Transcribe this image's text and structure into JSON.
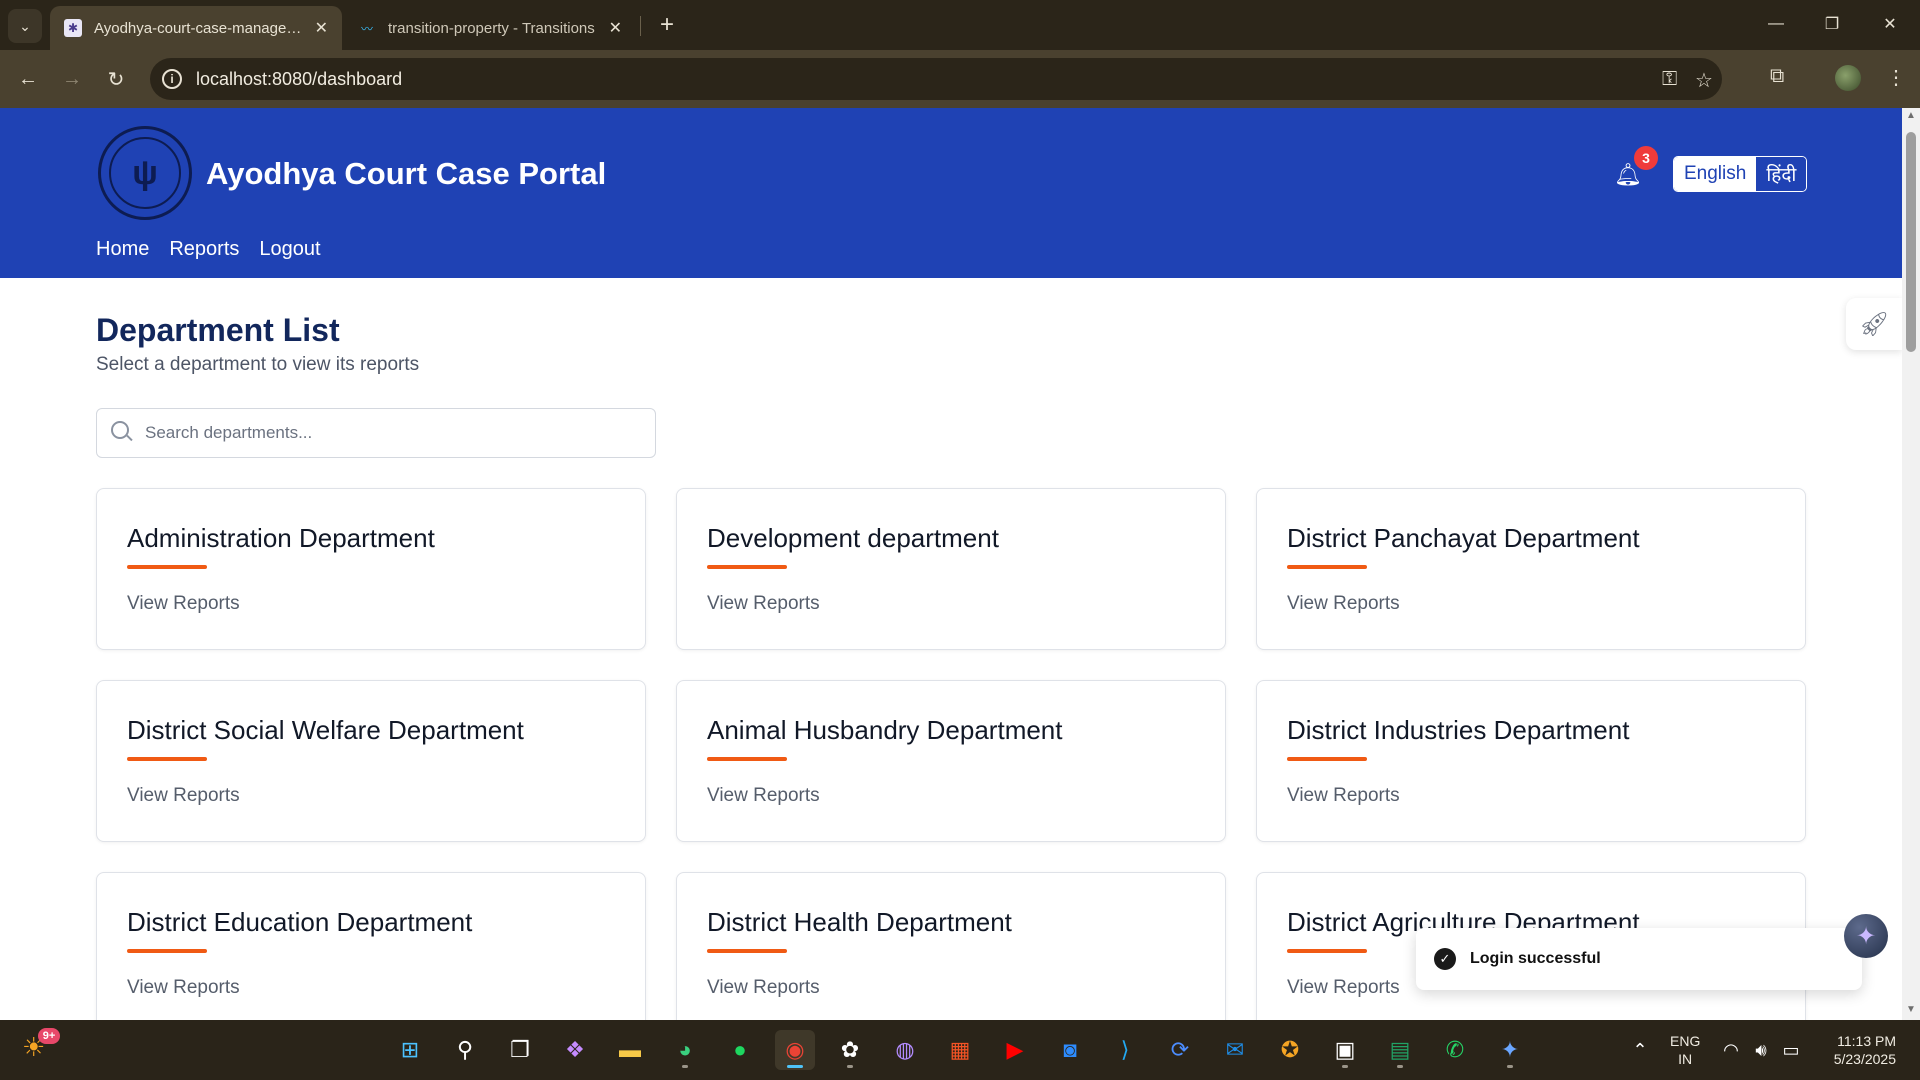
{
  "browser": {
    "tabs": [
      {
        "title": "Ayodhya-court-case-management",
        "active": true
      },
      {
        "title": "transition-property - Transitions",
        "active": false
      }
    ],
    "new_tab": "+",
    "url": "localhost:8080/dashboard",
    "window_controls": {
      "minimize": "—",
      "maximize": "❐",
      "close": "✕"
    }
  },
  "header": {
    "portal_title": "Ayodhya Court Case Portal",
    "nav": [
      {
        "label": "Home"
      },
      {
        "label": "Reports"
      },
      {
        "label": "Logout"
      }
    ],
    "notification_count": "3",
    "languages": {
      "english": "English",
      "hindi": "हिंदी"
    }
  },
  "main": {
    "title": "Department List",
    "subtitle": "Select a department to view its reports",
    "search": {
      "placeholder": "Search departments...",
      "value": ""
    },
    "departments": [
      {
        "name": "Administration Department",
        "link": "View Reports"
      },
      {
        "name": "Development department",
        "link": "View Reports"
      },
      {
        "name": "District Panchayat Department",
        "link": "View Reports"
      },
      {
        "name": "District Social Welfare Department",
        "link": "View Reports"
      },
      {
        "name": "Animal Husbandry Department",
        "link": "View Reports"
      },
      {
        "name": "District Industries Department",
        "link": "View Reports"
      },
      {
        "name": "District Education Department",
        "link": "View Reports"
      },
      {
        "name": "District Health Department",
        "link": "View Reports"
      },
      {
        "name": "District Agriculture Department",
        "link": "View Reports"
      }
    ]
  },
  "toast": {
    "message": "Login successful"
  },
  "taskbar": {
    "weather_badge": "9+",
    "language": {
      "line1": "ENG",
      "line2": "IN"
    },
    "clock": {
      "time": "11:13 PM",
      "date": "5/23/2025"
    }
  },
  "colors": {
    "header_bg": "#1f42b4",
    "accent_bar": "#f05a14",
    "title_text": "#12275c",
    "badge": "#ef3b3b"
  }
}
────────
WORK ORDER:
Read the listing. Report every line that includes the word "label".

TASK RESULT:
        "label": "Home"
        "label": "Reports"
        "label": "Logout"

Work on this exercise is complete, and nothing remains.